Porto Pim in Horta on Faial Island
A young girl enjoys the water of Porto Pim
The night ended with Julião going to bed, nine of Tomás' friends coming over and watching 'Nebraska' with Portuguese subtitles. I had a moment of shyness but recovered quickly as all his friends were welcoming.
The next morning, before leaving for my flight, I was able to feed the chickens some leftover pasta from the night before. I was perhaps a little too excited . . . it was my first time feeding chickens!
9/10/14 with time unspecified
Made it to Terceira island! I was picked up by Paulo, my second AirBNB experience. When I walked out of the airport, I saw a young man who had searching eyes and I asked if he was Paulo. He said yes. Unfortunately, he was not my Paulo, but he was Paulo nonetheless. He told me that he left his glasses on Sao Jorge and his father had found a woman flying to Terceira who was going to deliver his glasses. He was a bit disappointed that I did not have his glasses.

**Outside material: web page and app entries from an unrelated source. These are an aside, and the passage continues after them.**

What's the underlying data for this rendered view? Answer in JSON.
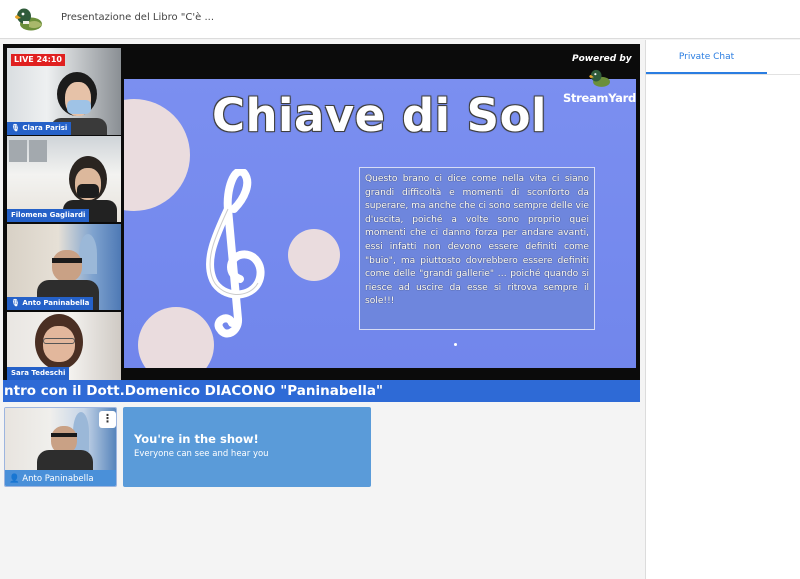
{
  "header": {
    "page_title": "Presentazione del Libro \"C'è ...",
    "logo_icon": "streamyard-duck-icon"
  },
  "chat_panel": {
    "tab_label": "Private Chat"
  },
  "stage": {
    "live_badge": "LIVE 24:10",
    "powered_by": "Powered by",
    "brand_name": "StreamYard",
    "participants": [
      {
        "name": "Clara Parisi",
        "mic_icon": true
      },
      {
        "name": "Filomena Gagliardi",
        "mic_icon": false
      },
      {
        "name": "Anto Paninabella",
        "mic_icon": true
      },
      {
        "name": "Sara Tedeschi",
        "mic_icon": false
      }
    ],
    "slide": {
      "title": "Chiave di Sol",
      "body": "Questo brano ci dice come nella vita ci siano grandi difficoltà e momenti di sconforto da superare, ma anche che ci sono sempre delle vie d'uscita, poiché a volte sono proprio quei momenti che ci danno forza per andare avanti, essi infatti non devono essere definiti come \"buio\", ma piuttosto dovrebbero essere definiti come delle \"grandi gallerie\" … poiché quando si riesce ad uscire da esse si ritrova sempre il sole!!!"
    },
    "banner_text": "ntro con il Dott.Domenico DIACONO \"Paninabella\""
  },
  "self_view": {
    "name": "Anto Paninabella",
    "menu_icon": "more-vertical-icon"
  },
  "in_show": {
    "title": "You're in the show!",
    "subtitle": "Everyone can see and hear you"
  },
  "colors": {
    "accent": "#2a7de1",
    "banner": "#2e6ad6",
    "slide_bg": "#7186ec",
    "live": "#e02020"
  }
}
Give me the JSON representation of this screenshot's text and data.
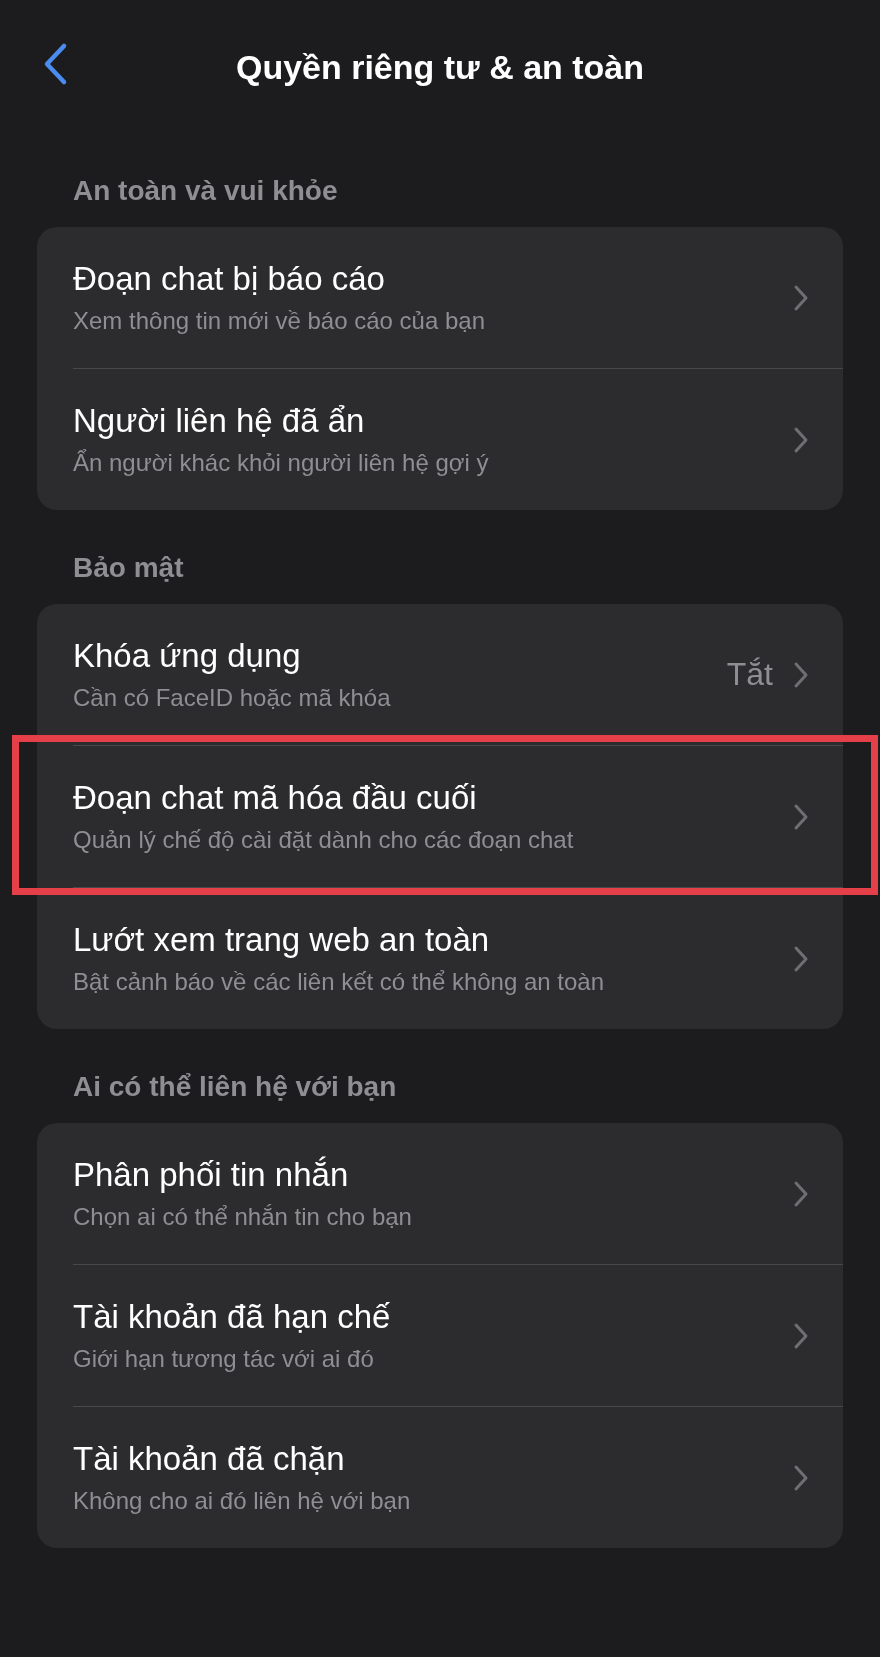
{
  "header": {
    "title": "Quyền riêng tư & an toàn"
  },
  "sections": [
    {
      "title": "An toàn và vui khỏe",
      "items": [
        {
          "title": "Đoạn chat bị báo cáo",
          "subtitle": "Xem thông tin mới về báo cáo của bạn",
          "highlighted": false
        },
        {
          "title": "Người liên hệ đã ẩn",
          "subtitle": "Ẩn người khác khỏi người liên hệ gợi ý",
          "highlighted": false
        }
      ]
    },
    {
      "title": "Bảo mật",
      "items": [
        {
          "title": "Khóa ứng dụng",
          "subtitle": "Cần có FaceID hoặc mã khóa",
          "value": "Tắt",
          "highlighted": false
        },
        {
          "title": "Đoạn chat mã hóa đầu cuối",
          "subtitle": "Quản lý chế độ cài đặt dành cho các đoạn chat",
          "highlighted": true
        },
        {
          "title": "Lướt xem trang web an toàn",
          "subtitle": "Bật cảnh báo về các liên kết có thể không an toàn",
          "highlighted": false
        }
      ]
    },
    {
      "title": "Ai có thể liên hệ với bạn",
      "items": [
        {
          "title": "Phân phối tin nhắn",
          "subtitle": "Chọn ai có thể nhắn tin cho bạn",
          "highlighted": false
        },
        {
          "title": "Tài khoản đã hạn chế",
          "subtitle": "Giới hạn tương tác với ai đó",
          "highlighted": false
        },
        {
          "title": "Tài khoản đã chặn",
          "subtitle": "Không cho ai đó liên hệ với bạn",
          "highlighted": false
        }
      ]
    }
  ]
}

The right Paulo showed up and I liked him from the start. More on the quiet side, his home is beyond old with stone floors and unique architecture. His artwork hangs on the walls and lamps he's made from tidbits he's found adorn the house. Lucy, the cat is a lover as is the dog Chika with one eye.
My living quarters in Terceira, adorned with some of Paulo's original artwork and light fixtures, including the lamp bedside made from an old kitchen scale.
Paulo grows his own coffee at home.
Paulo showed me around town, including a beautiful garden area where we sat for a coffee and good conversation. Later we had dinner at Quinta dos Açores, which included delicious ice cream for dessert.
Exploring cannons and craters on Monte Brasil that overlooks the city of Angra do Heroísmo on Terceira.
My Queijada da Graciosa ice cream, with bits of yummy cinnamony pastry as found in the famous pastries from Graciosa island.
Tomorrow I fly back to Lisboa but once again, I wish I was staying . . .
9/12/14 at 0122 (Lisbon time)
Last night in Lisbon and feeling overly emotional, exhausted, tired . . its officially my first poor experience with AirBNB and I'm finding myself wishing I was with friends, old or new, or a welcoming family. I'm looking forward to flying to a new place.
9/12/14 at 1023 (Lisbon time)
Waiting to board and realized I forgot to send out two postcards! I am quite far from the post office that is in the airport. When I asked two United Airways employees where I might find a dropbox, they offered to drop the postcards for me. I'm not even flying United . . . now I feel like I need to fly with them next time!!
A handful of more photos from my time in the islands . . .
Capote artwork upon the walls of Horta. A capote was a cape the young women from the islands would wear to cover themselves when going out, usually electric blue in color and supported with whale bone. Many on the islands told me it was so the girls did not have to do up their hair or make-up, take care of what they needed to, then return to their homes.
Cows . . . love 'em, even if they don't have the big horns that get me all excited.
Double rainbow on my last day in Pico!
Portuguese street art maintained a playful tone in the Açores.
Natural saltwater pools, about ten minutes from the Sao Roque hostel.
This cow was the sweetest, most curious cow I have come across. And ironically, I've come across a lot of cows. A lot.
In the misterios areas (each area a specific volcanic eruption creating new portions of Pico), you find a lot of wooded areas. I was informed that people from the Açores planted trees with strong roots so as to break up the hardened lava.
Traditional Portuguese mosaic streets were still present in the islands.